(Web page and app entries)
....

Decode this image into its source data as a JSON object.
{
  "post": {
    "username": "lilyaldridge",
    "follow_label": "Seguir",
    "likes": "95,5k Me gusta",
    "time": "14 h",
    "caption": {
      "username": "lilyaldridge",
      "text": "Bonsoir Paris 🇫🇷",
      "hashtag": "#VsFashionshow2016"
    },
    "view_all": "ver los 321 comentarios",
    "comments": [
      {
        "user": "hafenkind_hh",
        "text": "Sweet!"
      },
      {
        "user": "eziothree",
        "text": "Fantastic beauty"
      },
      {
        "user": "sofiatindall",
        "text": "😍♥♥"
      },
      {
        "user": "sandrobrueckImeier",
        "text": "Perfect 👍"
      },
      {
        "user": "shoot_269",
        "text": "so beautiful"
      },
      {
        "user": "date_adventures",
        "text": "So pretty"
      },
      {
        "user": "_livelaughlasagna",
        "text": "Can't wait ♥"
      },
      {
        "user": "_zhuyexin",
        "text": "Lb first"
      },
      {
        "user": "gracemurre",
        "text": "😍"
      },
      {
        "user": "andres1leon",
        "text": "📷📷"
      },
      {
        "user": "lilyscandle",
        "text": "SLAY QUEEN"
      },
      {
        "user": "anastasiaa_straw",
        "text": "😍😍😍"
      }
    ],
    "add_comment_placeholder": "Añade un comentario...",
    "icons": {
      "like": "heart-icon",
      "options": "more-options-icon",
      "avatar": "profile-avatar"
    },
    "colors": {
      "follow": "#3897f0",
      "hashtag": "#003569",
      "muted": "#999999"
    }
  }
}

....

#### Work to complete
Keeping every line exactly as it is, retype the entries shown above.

#### Expected answer
Decode this image into its source data as a JSON object.
{
  "post": {
    "username": "lilyaldridge",
    "follow_label": "Seguir",
    "likes": "95,5k Me gusta",
    "time": "14 h",
    "caption": {
      "username": "lilyaldridge",
      "text": "Bonsoir Paris 🇫🇷",
      "hashtag": "#VsFashionshow2016"
    },
    "view_all": "ver los 321 comentarios",
    "comments": [
      {
        "user": "hafenkind_hh",
        "text": "Sweet!"
      },
      {
        "user": "eziothree",
        "text": "Fantastic beauty"
      },
      {
        "user": "sofiatindall",
        "text": "😍♥♥"
      },
      {
        "user": "sandrobrueckImeier",
        "text": "Perfect 👍"
      },
      {
        "user": "shoot_269",
        "text": "so beautiful"
      },
      {
        "user": "date_adventures",
        "text": "So pretty"
      },
      {
        "user": "_livelaughlasagna",
        "text": "Can't wait ♥"
      },
      {
        "user": "_zhuyexin",
        "text": "Lb first"
      },
      {
        "user": "gracemurre",
        "text": "😍"
      },
      {
        "user": "andres1leon",
        "text": "📷📷"
      },
      {
        "user": "lilyscandle",
        "text": "SLAY QUEEN"
      },
      {
        "user": "anastasiaa_straw",
        "text": "😍😍😍"
      }
    ],
    "add_comment_placeholder": "Añade un comentario...",
    "icons": {
      "like": "heart-icon",
      "options": "more-options-icon",
      "avatar": "profile-avatar"
    },
    "colors": {
      "follow": "#3897f0",
      "hashtag": "#003569",
      "muted": "#999999"
    }
  }
}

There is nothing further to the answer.